Another year, another round of sneaky online attacks. IBM security experts anticipate 2007 will see more sophisticated profit-motivated cyber attacks, including more focus on Web browsers as well as advances in image-based spam.
Their findings – part of IBM’s 2006 security statistics report – also noted that, on average, each day of 2006 brought 20 new vulnerabilities. More than 88 percent of 2006 vulnerabilities could be exploited remotely and more than half allowed attackers to gain access to a machine.
“While these numbers seem grim upon initial review, the good news is our research indicates a drop in the percentage of high-impact vulnerabilities since last year,” said Gunter Ollmann, director of security strategy for IBM Internet Security Systems. “In 2005, high-impact vulnerabilities accounted for about 28 percent of total vulnerabilities, while they only accounted for 18 percent in 2006. The security industry has made great progress over the last year, but despite promising statistics such as this one, we predict that 2007 will require even higher levels of vigilance and innovation to deal with emerging threats and new vectors of attack.”
Perhaps even more frightening, cyber villains have made selling malware a cottage industry, modeled on corporate-style distribution.
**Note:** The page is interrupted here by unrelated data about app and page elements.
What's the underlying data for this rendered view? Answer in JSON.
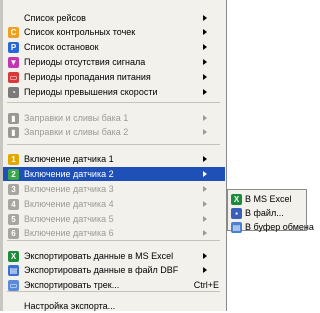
{
  "menu": {
    "items": [
      {
        "label": "Список рейсов",
        "icon": "none",
        "arrow": true
      },
      {
        "label": "Список контрольных точек",
        "icon": "c-letter-icon",
        "glyph": "C",
        "color": "#f0a020",
        "arrow": true
      },
      {
        "label": "Список остановок",
        "icon": "p-letter-icon",
        "glyph": "P",
        "color": "#2a66d8",
        "arrow": true
      },
      {
        "label": "Периоды отсутствия сигнала",
        "icon": "antenna-icon",
        "glyph": "▼",
        "color": "#c037b0",
        "arrow": true
      },
      {
        "label": "Периоды пропадания питания",
        "icon": "power-icon",
        "glyph": "▭",
        "color": "#d83a3a",
        "arrow": true
      },
      {
        "label": "Периоды превышения скорости",
        "icon": "speedometer-icon",
        "glyph": "◔",
        "color": "#7a7a7a",
        "arrow": true
      },
      {
        "label": "Заправки и сливы бака 1",
        "icon": "fuel-tank-icon",
        "glyph": "▮",
        "color": "#9a9890",
        "arrow": true,
        "disabled": true
      },
      {
        "label": "Заправки и сливы бака 2",
        "icon": "fuel-tank-icon",
        "glyph": "▮",
        "color": "#9a9890",
        "arrow": true,
        "disabled": true
      },
      {
        "label": "Включение датчика 1",
        "icon": "sensor-1-icon",
        "glyph": "1",
        "color": "#e0a800",
        "arrow": true
      },
      {
        "label": "Включение датчика 2",
        "icon": "sensor-2-icon",
        "glyph": "2",
        "color": "#3aa84a",
        "arrow": true,
        "selected": true
      },
      {
        "label": "Включение датчика 3",
        "icon": "sensor-3-icon",
        "glyph": "3",
        "color": "#a8a69f",
        "arrow": true,
        "disabled": true
      },
      {
        "label": "Включение датчика 4",
        "icon": "sensor-4-icon",
        "glyph": "4",
        "color": "#a8a69f",
        "arrow": true,
        "disabled": true
      },
      {
        "label": "Включение датчика 5",
        "icon": "sensor-5-icon",
        "glyph": "5",
        "color": "#a8a69f",
        "arrow": true,
        "disabled": true
      },
      {
        "label": "Включение датчика 6",
        "icon": "sensor-6-icon",
        "glyph": "6",
        "color": "#a8a69f",
        "arrow": true,
        "disabled": true
      },
      {
        "label": "Экспортировать данные в MS Excel",
        "icon": "excel-icon",
        "glyph": "X",
        "color": "#1e8a3c",
        "arrow": true
      },
      {
        "label": "Экспортировать данные в файл DBF",
        "icon": "dbf-file-icon",
        "glyph": "▤",
        "color": "#3a6fd0",
        "arrow": true
      },
      {
        "label": "Экспортировать трек...",
        "icon": "track-icon",
        "glyph": "▭",
        "color": "#5a8ad8",
        "shortcut": "Ctrl+E"
      },
      {
        "label": "Настройка экспорта...",
        "icon": "none"
      }
    ]
  },
  "submenu": {
    "items": [
      {
        "label": "В MS Excel",
        "icon": "excel-icon",
        "glyph": "X",
        "color": "#1e8a3c"
      },
      {
        "label": "В файл...",
        "icon": "floppy-icon",
        "glyph": "▪",
        "color": "#3a5fb8"
      },
      {
        "label": "В буфер обмена",
        "icon": "clipboard-icon",
        "glyph": "▤",
        "color": "#4a80d0"
      }
    ]
  }
}
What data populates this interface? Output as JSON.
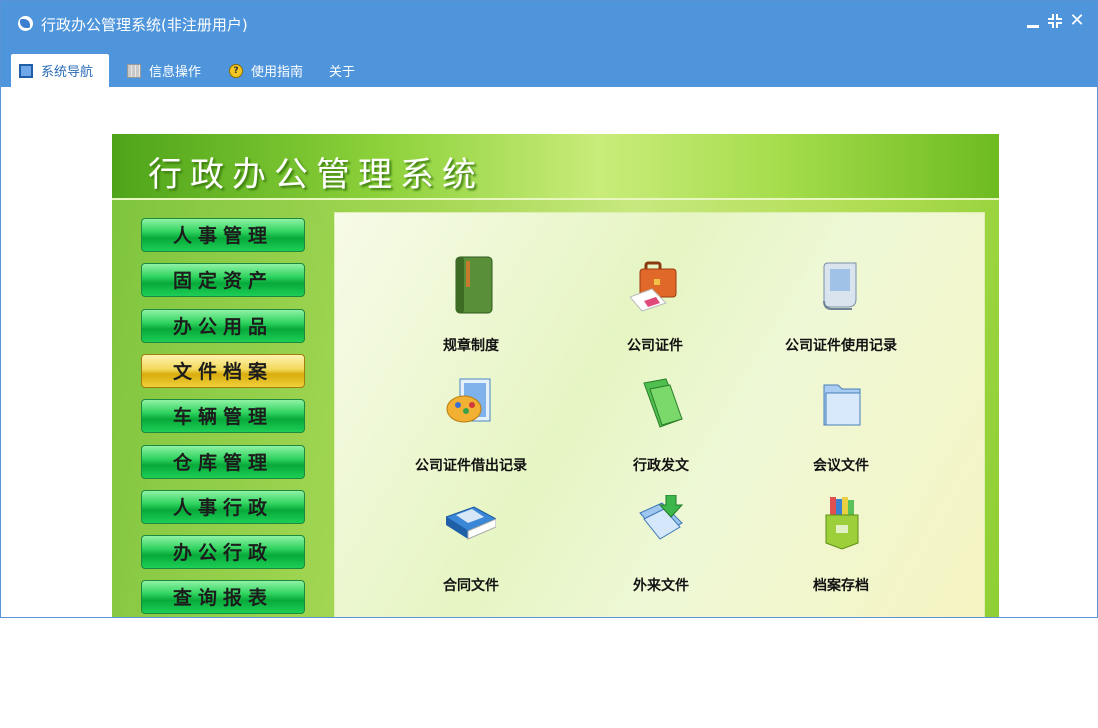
{
  "window": {
    "title": "行政办公管理系统(非注册用户)"
  },
  "menu": [
    {
      "label": "系统导航",
      "icon": "monitor-icon"
    },
    {
      "label": "信息操作",
      "icon": "grid-icon"
    },
    {
      "label": "使用指南",
      "icon": "help-icon"
    },
    {
      "label": "关于",
      "icon": ""
    }
  ],
  "panel": {
    "title": "行政办公管理系统",
    "nav": [
      "人事管理",
      "固定资产",
      "办公用品",
      "文件档案",
      "车辆管理",
      "仓库管理",
      "人事行政",
      "办公行政",
      "查询报表"
    ],
    "selected_nav": "文件档案",
    "tiles": [
      {
        "label": "规章制度",
        "icon": "rules-book-icon"
      },
      {
        "label": "公司证件",
        "icon": "briefcase-icon"
      },
      {
        "label": "公司证件使用记录",
        "icon": "document-scroll-icon"
      },
      {
        "label": "公司证件借出记录",
        "icon": "palette-document-icon"
      },
      {
        "label": "行政发文",
        "icon": "green-folder-icon"
      },
      {
        "label": "会议文件",
        "icon": "blue-folder-icon"
      },
      {
        "label": "合同文件",
        "icon": "contract-book-icon"
      },
      {
        "label": "外来文件",
        "icon": "incoming-file-icon"
      },
      {
        "label": "档案存档",
        "icon": "archive-box-icon"
      }
    ]
  },
  "colors": {
    "titlebar": "#4f95dc",
    "nav_button": "#08a93a",
    "nav_selected": "#d9ad0c",
    "panel": "#8fcf33"
  }
}
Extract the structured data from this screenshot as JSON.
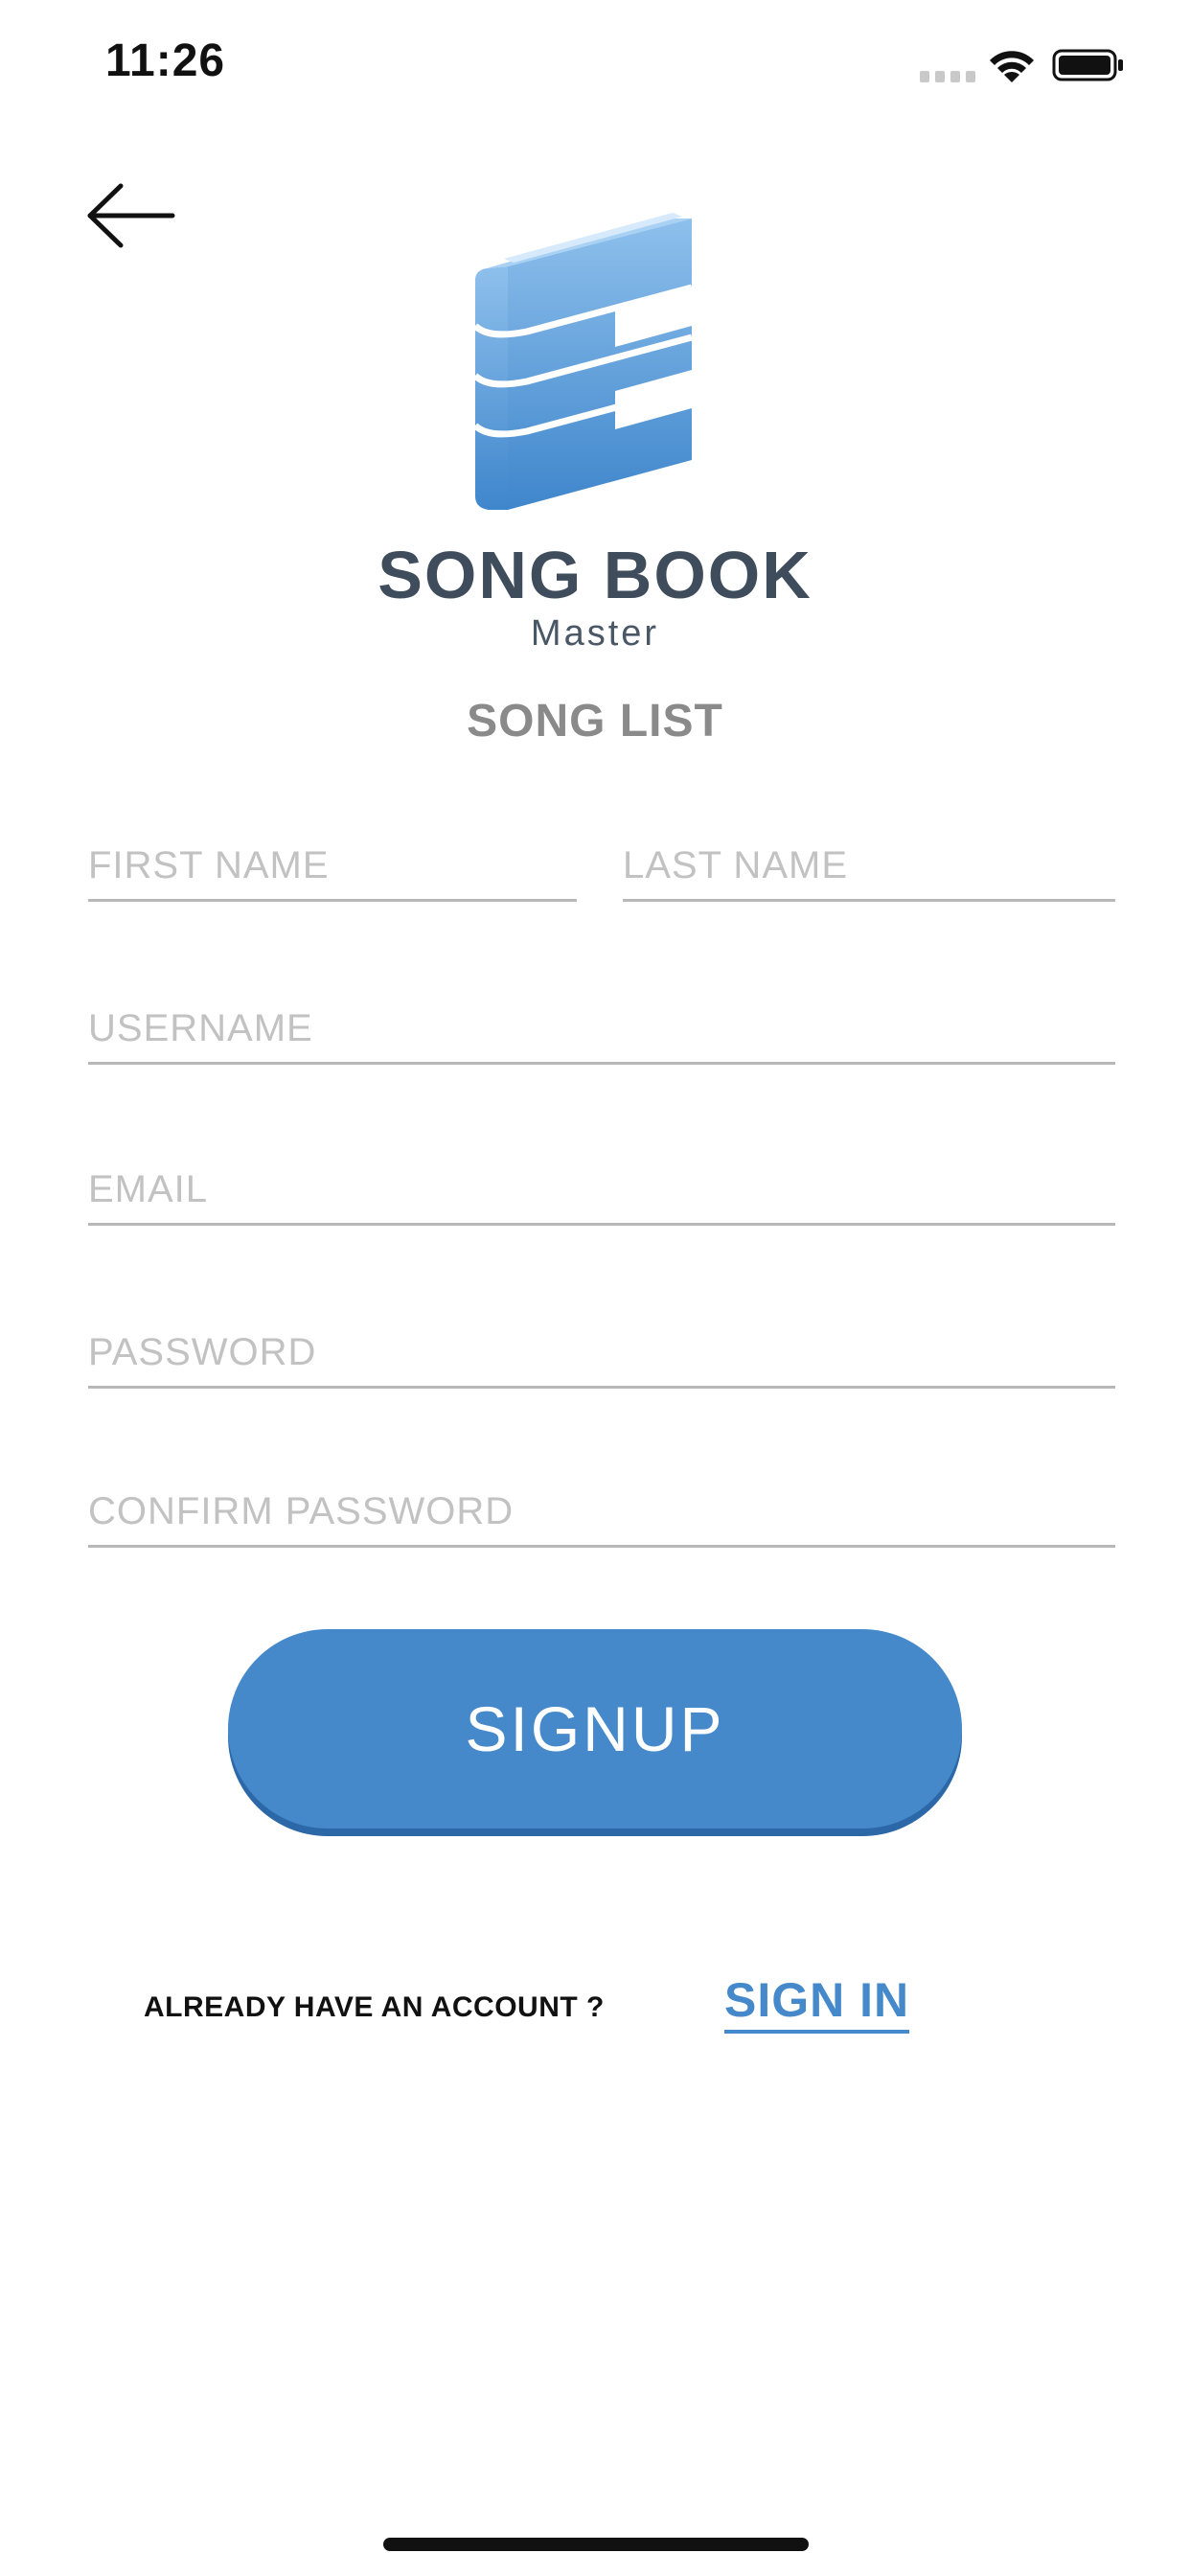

Rogue dealers buy exploitive software from underground programmers, encrypt it (ironically to protect it from piracy) and sell it to spam distributors.
Explore further: WEF unveils 'crowdsourcing' push on how to run the Web